IT WAS lessons as usual this week for nine 11-year-old pupils at the makeshift school run by their parents, even though it now faces closure.
The seven girls and two boys settled down to a maths lesson in the small, cream-painted brick room in Derringham Bank Community Centre in west Hull, where they have been taught by their parents since September.
One of the parents, Tracy Shreeve, 32, who teaches maths, held a letter from Hull City Council, which said the centre was in breach of its tenancy rules
The warning letter from deputy education director Simon Gardner says the centre must produce proof of police checks on those teaching the children, insurance cover, and health-and-safety measures, otherwise its future will be uncertain.
"I think it's an appalling thing to do," said Mrs Shreeve, whose daughter Emma, is a pupil at the community centre. "We have launched a petition as our first reaction but we don't know what will happen next.
"I would love Emma to go to a full-time school but I won't send her to the one allocated by the education authority.
"The standard of education and behaviour at that school is not what I want for my daughter.

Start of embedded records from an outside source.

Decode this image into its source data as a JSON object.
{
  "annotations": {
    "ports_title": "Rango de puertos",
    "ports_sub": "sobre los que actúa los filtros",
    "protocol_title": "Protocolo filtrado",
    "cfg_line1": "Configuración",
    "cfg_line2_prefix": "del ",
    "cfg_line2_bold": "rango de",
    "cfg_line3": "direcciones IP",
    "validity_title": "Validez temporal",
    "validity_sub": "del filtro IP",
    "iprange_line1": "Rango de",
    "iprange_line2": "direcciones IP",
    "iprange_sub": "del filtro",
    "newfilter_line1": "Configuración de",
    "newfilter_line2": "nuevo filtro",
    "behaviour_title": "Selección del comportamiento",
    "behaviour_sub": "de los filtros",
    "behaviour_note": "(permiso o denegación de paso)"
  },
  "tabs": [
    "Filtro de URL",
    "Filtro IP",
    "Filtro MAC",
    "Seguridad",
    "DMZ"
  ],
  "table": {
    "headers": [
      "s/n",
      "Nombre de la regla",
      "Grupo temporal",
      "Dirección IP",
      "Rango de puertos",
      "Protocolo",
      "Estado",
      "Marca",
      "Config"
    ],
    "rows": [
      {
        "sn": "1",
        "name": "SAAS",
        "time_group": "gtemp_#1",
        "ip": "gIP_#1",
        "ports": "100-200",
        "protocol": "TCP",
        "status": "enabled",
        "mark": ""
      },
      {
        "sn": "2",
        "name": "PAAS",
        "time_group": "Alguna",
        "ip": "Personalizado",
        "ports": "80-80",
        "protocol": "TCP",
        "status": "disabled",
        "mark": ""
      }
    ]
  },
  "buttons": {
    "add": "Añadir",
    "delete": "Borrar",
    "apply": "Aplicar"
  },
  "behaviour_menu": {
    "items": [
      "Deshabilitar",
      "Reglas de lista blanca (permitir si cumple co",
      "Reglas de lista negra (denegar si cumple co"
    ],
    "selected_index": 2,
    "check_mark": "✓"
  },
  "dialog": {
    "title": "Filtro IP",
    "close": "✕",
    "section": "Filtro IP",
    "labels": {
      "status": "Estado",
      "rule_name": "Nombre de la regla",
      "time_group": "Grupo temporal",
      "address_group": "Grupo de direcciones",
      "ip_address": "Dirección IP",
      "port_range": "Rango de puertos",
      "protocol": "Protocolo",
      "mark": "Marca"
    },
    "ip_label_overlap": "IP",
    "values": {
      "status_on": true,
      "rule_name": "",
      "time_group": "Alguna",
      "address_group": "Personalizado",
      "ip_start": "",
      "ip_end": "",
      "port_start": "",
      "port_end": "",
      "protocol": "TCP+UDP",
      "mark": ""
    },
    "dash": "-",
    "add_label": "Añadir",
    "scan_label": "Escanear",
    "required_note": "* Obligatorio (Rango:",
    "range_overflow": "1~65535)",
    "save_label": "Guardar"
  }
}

Other parents here feel the same about other schools and we have got together to teach our childen ourselves.
"It's been a struggle and it's a lot of hard work but it's worth it. I tell my daughter the lesson she is learning here is that we value her education.
"She wants to be a solicitor one day but she will not get the grades at a school where I think the behaviour of pupils is unacceptable and staff don't seem to care."
Chris Jarvis, an independent Labour councillor who runs the community centre, offered parents, with the agreement of the centre's committee, a room to teach their children.
He said he believed the council's threat was probably the first of a series of attempts to close the parent-run school. "If we manage to deal with this situation this week the council will find something else the next week, and the next week and the next. It is determined to close the school.
"The council won't even speak to the parents. Why shouldn't parents be able tell a council its schools are no good."
A Hull spokeswoman said: "In the interests of the children and young people who are using the Derringham comunity centre as a school, three areas of concern have been raised to which we are seeking a response.
"These legitimate areas of concern are health safety, police vetting of adults working with children, and public liability and accident insurance for parents and children. We have asked for a response within the next seven days."